Endogeneity cont. Large literature treat institutions as exogenous (e.g. institutions are ’predetermined’ or ’given by history’) However, the same factors that make policies unappealing to treat as exogenous is relevant for institutions. – E.g. The introduction of democracy was not ’random’ Important contributions that try to deal with this problem includes Hall and Jones (1999), La Porta et al. (1998), Acemoglu, Johnson and Robinson (2001), Persson and Tabellini (2003), Acemoglu and Johnson (2005).
Proximate vs fundamental causes Vast differences in prosperity across countries – Output per worker 32 times higher in top five countries relative to to bottom five countries (HJ). What can explain this difference? 1) Physical capital differences – Poor countries don’t save enough 2) Human capital differences – Poor countries don’t invest enough in education 3) ’Technology’ differences – Poor countries don’t invest enough in R&D and technology adaption, and fail to organize production efficiently HJ find that conventional economic explanations (1-2) explain little of differences in output per worker (about 1/8 of actual differences) 1 – 3 are however proximate causes of differences in prosperity. What are the fundamental causes?
Geography Jared Diamond – Proximate causes: guns, germs and steel – Fundamental causes: geography Availability of crops and animals Axes of communication across continents – Geographical differences have determined the timing and nature of settled agriculture. This have shaped societies ability to develop complex societies. Similar arguments offered by e.g. – Myrdal (1968): “serious study of the problems of underdevelopment... should take into account the climate and its impacts on soil, vegetation, animals, humans and physical assets – in short, on living conditions in economic development.” – For further discussion see AJR05 (Handbook of Econ. Growth).
Institutions Hall and Jones (HJ) argue: ”By social infrastrcture we mean the institutions and government policies that provide the incentives for individuals and firms in an economy”. – The incentives can encourage productive or predatory behavior… HJ suggested that origins of good institutions are (partly) driven by western European influence. “Western Europe discovered the ideas of Adam Smith, the importance of property rights, and the system of checks and balances in government, and the countries that were strongly influenced by Western Europe were, other things equal, more likely to adopt favourable infrastructure”

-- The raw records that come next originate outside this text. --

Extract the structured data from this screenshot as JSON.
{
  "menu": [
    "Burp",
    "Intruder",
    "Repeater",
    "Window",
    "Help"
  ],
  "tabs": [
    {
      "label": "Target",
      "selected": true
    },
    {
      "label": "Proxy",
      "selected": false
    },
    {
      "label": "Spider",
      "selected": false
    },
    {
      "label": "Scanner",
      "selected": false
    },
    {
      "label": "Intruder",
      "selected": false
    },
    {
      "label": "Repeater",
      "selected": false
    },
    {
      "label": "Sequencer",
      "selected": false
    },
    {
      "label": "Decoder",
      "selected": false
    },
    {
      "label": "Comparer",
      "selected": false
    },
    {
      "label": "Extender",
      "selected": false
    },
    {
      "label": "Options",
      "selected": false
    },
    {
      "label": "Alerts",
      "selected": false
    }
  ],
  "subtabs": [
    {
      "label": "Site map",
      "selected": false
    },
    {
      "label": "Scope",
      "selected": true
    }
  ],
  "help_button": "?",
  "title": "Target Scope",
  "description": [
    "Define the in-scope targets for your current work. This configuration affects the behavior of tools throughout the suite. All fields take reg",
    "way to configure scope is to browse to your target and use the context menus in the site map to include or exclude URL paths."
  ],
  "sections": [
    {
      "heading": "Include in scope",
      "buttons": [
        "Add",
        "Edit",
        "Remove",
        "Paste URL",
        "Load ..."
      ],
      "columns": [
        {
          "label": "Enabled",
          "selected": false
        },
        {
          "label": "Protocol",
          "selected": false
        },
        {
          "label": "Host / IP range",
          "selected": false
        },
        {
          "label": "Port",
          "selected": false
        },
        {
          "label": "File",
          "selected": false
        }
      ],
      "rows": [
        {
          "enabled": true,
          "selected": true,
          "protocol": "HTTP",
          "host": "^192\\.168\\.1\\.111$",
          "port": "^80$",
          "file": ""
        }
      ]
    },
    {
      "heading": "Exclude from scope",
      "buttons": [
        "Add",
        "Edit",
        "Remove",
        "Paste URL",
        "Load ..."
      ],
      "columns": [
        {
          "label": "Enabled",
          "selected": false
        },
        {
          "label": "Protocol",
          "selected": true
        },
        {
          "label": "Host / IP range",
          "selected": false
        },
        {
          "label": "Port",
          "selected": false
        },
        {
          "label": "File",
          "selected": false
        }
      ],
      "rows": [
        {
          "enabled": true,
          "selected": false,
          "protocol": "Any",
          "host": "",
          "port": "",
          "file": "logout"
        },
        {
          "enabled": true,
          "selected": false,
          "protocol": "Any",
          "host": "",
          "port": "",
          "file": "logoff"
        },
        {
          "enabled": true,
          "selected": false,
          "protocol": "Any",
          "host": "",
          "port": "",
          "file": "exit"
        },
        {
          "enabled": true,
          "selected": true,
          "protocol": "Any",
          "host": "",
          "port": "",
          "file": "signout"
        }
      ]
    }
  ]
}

Institutions HJ use proximity to Europe as instruments for quality of institutions. – Distance from equator (latitude) – The extent of european languages spoken today in these countries. These instruments are not entirely convincing. Why not? We focus on the work of Acemoglu, Johnson and Robinson (next week).

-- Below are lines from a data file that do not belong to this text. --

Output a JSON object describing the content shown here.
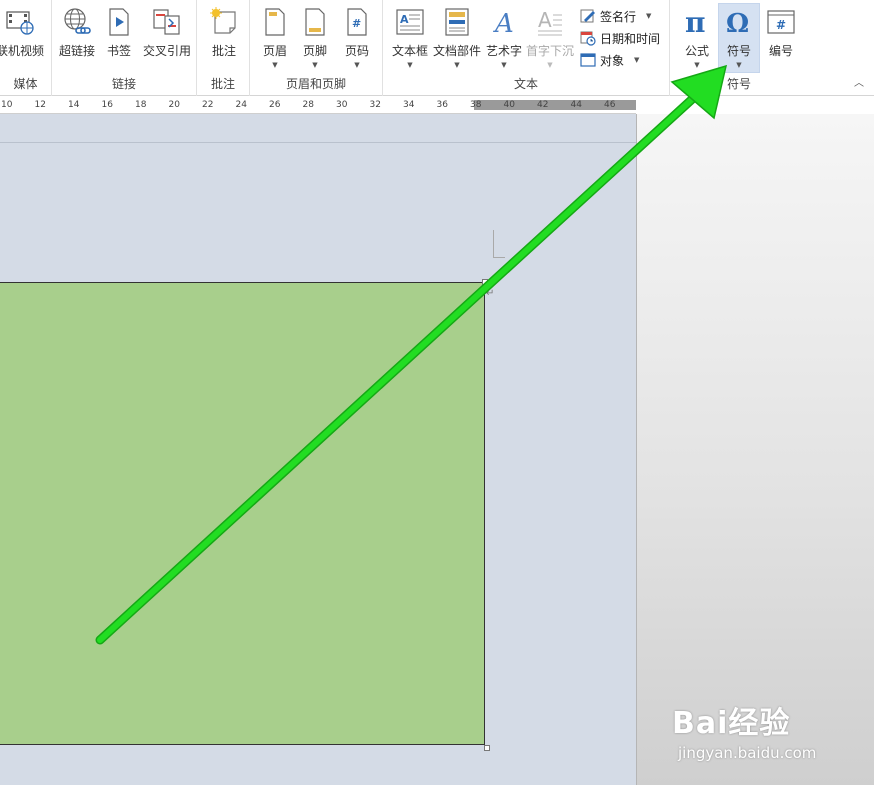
{
  "ribbon": {
    "media": {
      "group_label": "媒体",
      "online_video": "联机视频"
    },
    "links": {
      "group_label": "链接",
      "hyperlink": "超链接",
      "bookmark": "书签",
      "cross_reference": "交叉引用"
    },
    "comments": {
      "group_label": "批注",
      "comment": "批注"
    },
    "header_footer": {
      "group_label": "页眉和页脚",
      "header": "页眉",
      "footer": "页脚",
      "page_number": "页码"
    },
    "text": {
      "group_label": "文本",
      "text_box": "文本框",
      "quick_parts": "文档部件",
      "wordart": "艺术字",
      "drop_cap": "首字下沉",
      "signature_line": "签名行",
      "date_time": "日期和时间",
      "object": "对象"
    },
    "symbols": {
      "group_label": "符号",
      "equation": "公式",
      "symbol": "符号",
      "number": "编号"
    }
  },
  "ruler": {
    "ticks": [
      "10",
      "12",
      "14",
      "16",
      "18",
      "20",
      "22",
      "24",
      "26",
      "28",
      "30",
      "32",
      "34",
      "36",
      "38",
      "40",
      "42",
      "44",
      "46"
    ]
  },
  "watermark": {
    "logo": "Bai经验",
    "url": "jingyan.baidu.com"
  },
  "colors": {
    "accent_blue": "#2e6cb5",
    "highlight_arrow": "#22dd22",
    "shape_fill": "#a8cf8c"
  }
}
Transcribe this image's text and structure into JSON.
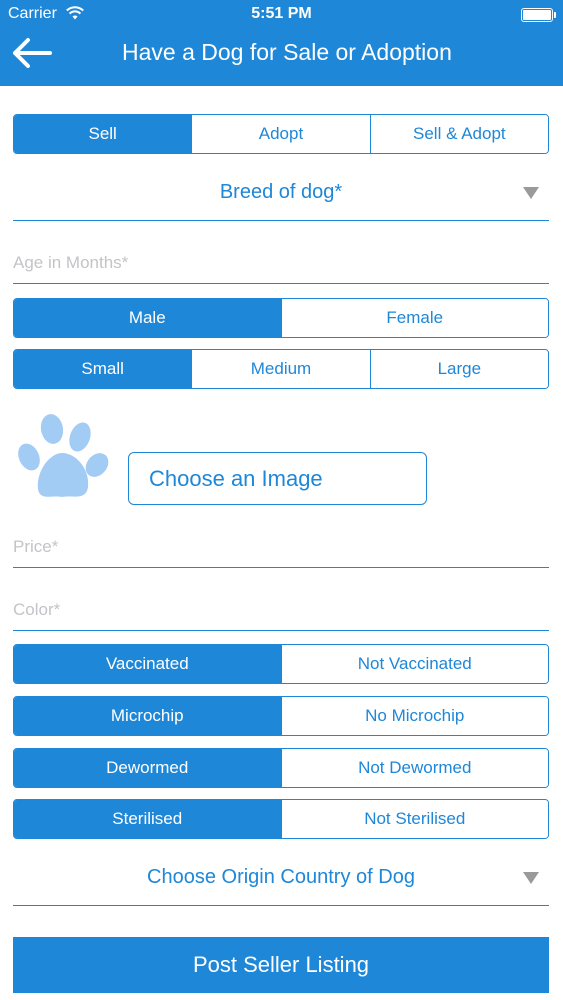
{
  "status_bar": {
    "carrier": "Carrier",
    "time": "5:51 PM"
  },
  "header": {
    "title": "Have a Dog for Sale or Adoption",
    "back_icon": "arrow-left-icon"
  },
  "listing_type": {
    "options": [
      "Sell",
      "Adopt",
      "Sell & Adopt"
    ],
    "selected": "Sell"
  },
  "breed": {
    "label": "Breed of dog*"
  },
  "age": {
    "placeholder": "Age in Months*",
    "value": ""
  },
  "sex": {
    "options": [
      "Male",
      "Female"
    ],
    "selected": "Male"
  },
  "size": {
    "options": [
      "Small",
      "Medium",
      "Large"
    ],
    "selected": "Small"
  },
  "image": {
    "icon": "paw-icon",
    "button_label": "Choose an Image"
  },
  "price": {
    "placeholder": "Price*",
    "value": ""
  },
  "color": {
    "placeholder": "Color*",
    "value": ""
  },
  "vaccination": {
    "options": [
      "Vaccinated",
      "Not Vaccinated"
    ],
    "selected": "Vaccinated"
  },
  "microchip": {
    "options": [
      "Microchip",
      "No Microchip"
    ],
    "selected": "Microchip"
  },
  "deworming": {
    "options": [
      "Dewormed",
      "Not Dewormed"
    ],
    "selected": "Dewormed"
  },
  "sterilisation": {
    "options": [
      "Sterilised",
      "Not Sterilised"
    ],
    "selected": "Sterilised"
  },
  "origin": {
    "label": "Choose Origin Country of Dog"
  },
  "submit": {
    "label": "Post Seller Listing"
  },
  "colors": {
    "primary": "#1e87d8",
    "placeholder": "#c4c4c8",
    "paw": "#a3ccf4",
    "caret": "#9a9a9a"
  }
}
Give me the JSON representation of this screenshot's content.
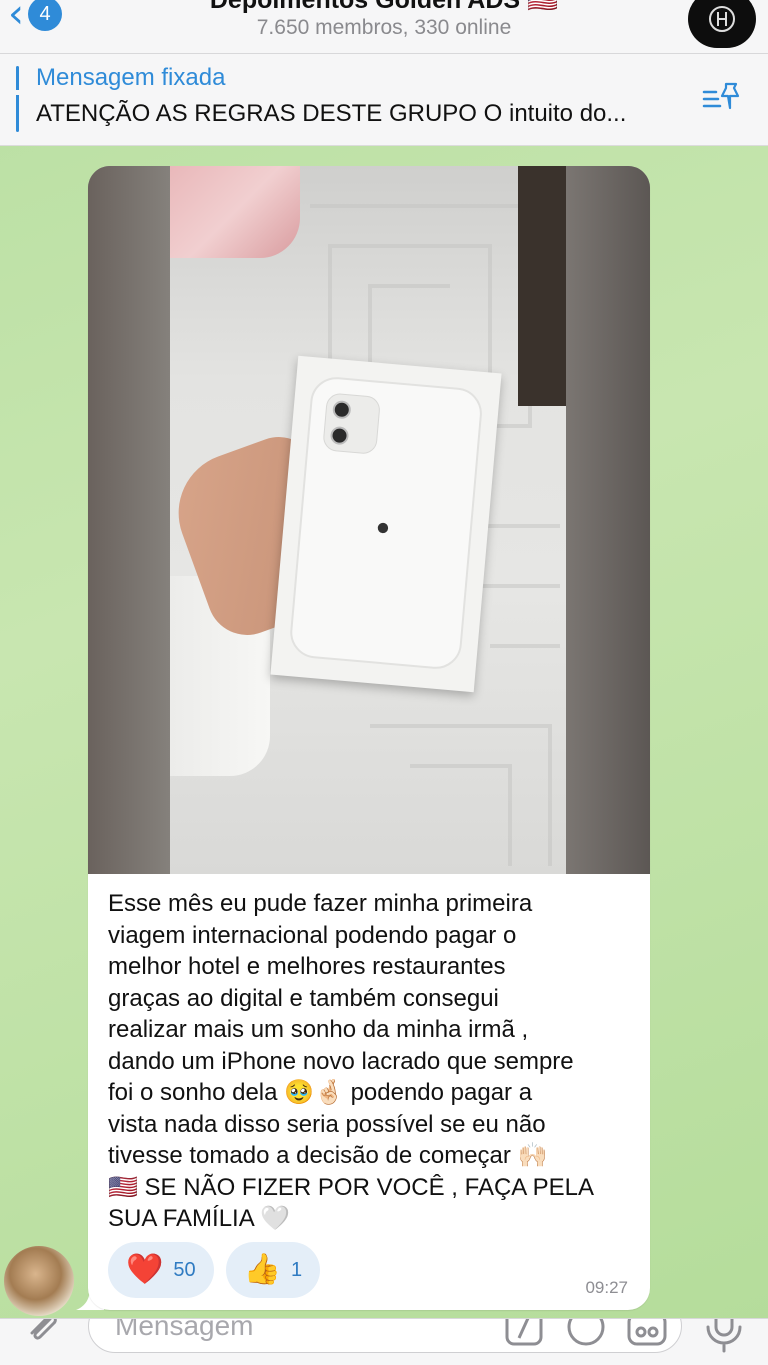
{
  "header": {
    "back_count": "4",
    "title": "Depoimentos Golden ADS 🇺🇸",
    "subtitle": "7.650 membros, 330 online"
  },
  "pinned": {
    "label": "Mensagem fixada",
    "text": "ATENÇÃO AS REGRAS DESTE GRUPO O intuito do..."
  },
  "message": {
    "lines": [
      "Esse mês eu pude fazer minha primeira",
      "viagem internacional podendo pagar o",
      "melhor hotel e melhores restaurantes",
      "graças ao digital e também consegui",
      "realizar mais um sonho da minha irmã ,",
      "dando um iPhone novo lacrado que sempre",
      "foi o sonho dela 🥹🤞🏻 podendo pagar a",
      "vista nada disso seria possível se eu não",
      "tivesse tomado a decisão de começar 🙌🏻",
      "🇺🇸 SE NÃO FIZER POR VOCÊ , FAÇA PELA",
      "SUA FAMÍLIA 🤍"
    ],
    "reactions": [
      {
        "emoji": "❤️",
        "count": "50"
      },
      {
        "emoji": "👍",
        "count": "1"
      }
    ],
    "time": "09:27"
  },
  "input": {
    "placeholder": "Mensagem"
  },
  "colors": {
    "accent": "#2f8bd8",
    "reaction_bg": "#e4eef8",
    "chat_bg": "#c8e6b0"
  }
}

Further reading Acemoglu's review essay of PT: http://www.atypon-link.com/doi/abs/10.1257/002205105775362069 http://www.atypon-link.com/doi/abs/10.1257/002205105775362069 P&T's book: http://mitpress.mit.edu/catalog/item/default.asp?ttype=2&tid=9930http://mitpress.mit.edu/catalog/item/default.asp?ttype=2&tid=9930 Besley and Case00: http://www.blackwell-synergy.com/doi/pdf/10.1111/1468-0297.00578http://www.blackwell-synergy.com/doi/pdf/10.1111/1468-0297.00578 Jared Diamonds book 'Guns, germs and steel‘: http://www.amazon.com/Guns-Germs-Steel-Fates-Societies/dp/0393317552http://www.amazon.com/Guns-Germs-Steel-Fates-Societies/dp/0393317552 AJR “Institutions as the fundamental cause of long run growth” Handbook of Economic Growth. http://dx.doi.org/10.1016/S1574-0684(05)01006-3 http://dx.doi.org/10.1016/S1574-0684(05)01006-3 Links to Hall and Jones, Acemoglu, Johnson and Robinson, Acemoglu and Johnson are on the reading list